Scan the listing below for the word "rLIn", then copy each line that has it.

/---

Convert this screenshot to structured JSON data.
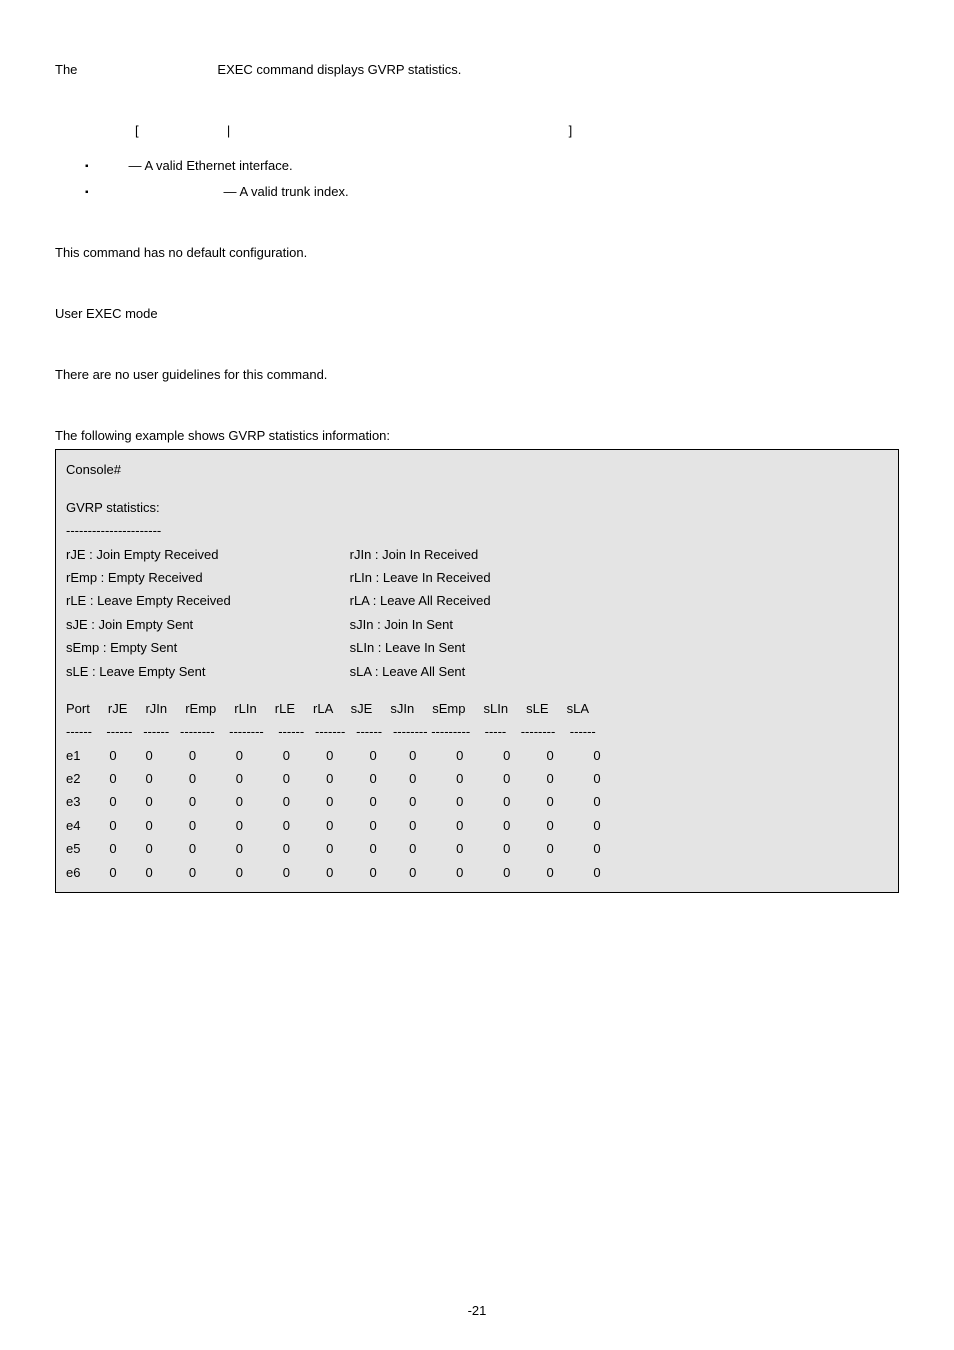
{
  "intro": {
    "left": "The",
    "right": "EXEC command displays GVRP statistics."
  },
  "syntax": {
    "lbr": "[",
    "pipe": "|",
    "rbr": "]"
  },
  "bullets": {
    "b1": "— A valid Ethernet interface.",
    "b2": "— A valid trunk index."
  },
  "paras": {
    "p1": "This command has no default configuration.",
    "p2": "User EXEC mode",
    "p3": "There are no user guidelines for this command.",
    "p4": "The following example shows GVRP statistics information:"
  },
  "box": {
    "console": "Console#",
    "stats": "GVRP statistics:",
    "dashes": "----------------------",
    "legend": {
      "l1a": "rJE : Join Empty Received",
      "l1b": "rJIn : Join In Received",
      "l2a": "rEmp : Empty Received",
      "l2b": "rLIn : Leave In Received",
      "l3a": "rLE : Leave Empty Received",
      "l3b": "rLA : Leave All Received",
      "l4a": "sJE : Join Empty Sent",
      "l4b": "sJIn : Join In Sent",
      "l5a": "sEmp : Empty Sent",
      "l5b": "sLIn : Leave In Sent",
      "l6a": "sLE : Leave Empty Sent",
      "l6b": "sLA : Leave All Sent"
    },
    "header": "Port     rJE     rJIn     rEmp     rLIn     rLE     rLA     sJE     sJIn     sEmp     sLIn     sLE     sLA",
    "sep": "------    ------   ------   --------    --------    ------   -------   ------   -------- ---------    -----    --------    ------",
    "rows": {
      "r1": "e1        0        0          0           0           0          0          0         0           0           0          0           0",
      "r2": "e2        0        0          0           0           0          0          0         0           0           0          0           0",
      "r3": "e3        0        0          0           0           0          0          0         0           0           0          0           0",
      "r4": "e4        0        0          0           0           0          0          0         0           0           0          0           0",
      "r5": "e5        0        0          0           0           0          0          0         0           0           0          0           0",
      "r6": "e6        0        0          0           0           0          0          0         0           0           0          0           0"
    }
  },
  "pagenum": "-21",
  "chart_data": {
    "type": "table",
    "title": "GVRP statistics",
    "columns": [
      "Port",
      "rJE",
      "rJIn",
      "rEmp",
      "rLIn",
      "rLE",
      "rLA",
      "sJE",
      "sJIn",
      "sEmp",
      "sLIn",
      "sLE",
      "sLA"
    ],
    "rows": [
      [
        "e1",
        0,
        0,
        0,
        0,
        0,
        0,
        0,
        0,
        0,
        0,
        0,
        0
      ],
      [
        "e2",
        0,
        0,
        0,
        0,
        0,
        0,
        0,
        0,
        0,
        0,
        0,
        0
      ],
      [
        "e3",
        0,
        0,
        0,
        0,
        0,
        0,
        0,
        0,
        0,
        0,
        0,
        0
      ],
      [
        "e4",
        0,
        0,
        0,
        0,
        0,
        0,
        0,
        0,
        0,
        0,
        0,
        0
      ],
      [
        "e5",
        0,
        0,
        0,
        0,
        0,
        0,
        0,
        0,
        0,
        0,
        0,
        0
      ],
      [
        "e6",
        0,
        0,
        0,
        0,
        0,
        0,
        0,
        0,
        0,
        0,
        0,
        0
      ]
    ],
    "legend": {
      "rJE": "Join Empty Received",
      "rJIn": "Join In Received",
      "rEmp": "Empty Received",
      "rLIn": "Leave In Received",
      "rLE": "Leave Empty Received",
      "rLA": "Leave All Received",
      "sJE": "Join Empty Sent",
      "sJIn": "Join In Sent",
      "sEmp": "Empty Sent",
      "sLIn": "Leave In Sent",
      "sLE": "Leave Empty Sent",
      "sLA": "Leave All Sent"
    }
  }
}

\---

**Response to this exercise:**
      "l2b": "rLIn : Leave In Received",
    "header": "Port     rJE     rJIn     rEmp     rLIn     rLE     rLA     sJE     sJIn     sEmp     sLIn     sLE     sLA",
      "rLIn",
      "rLIn": "Leave In Received",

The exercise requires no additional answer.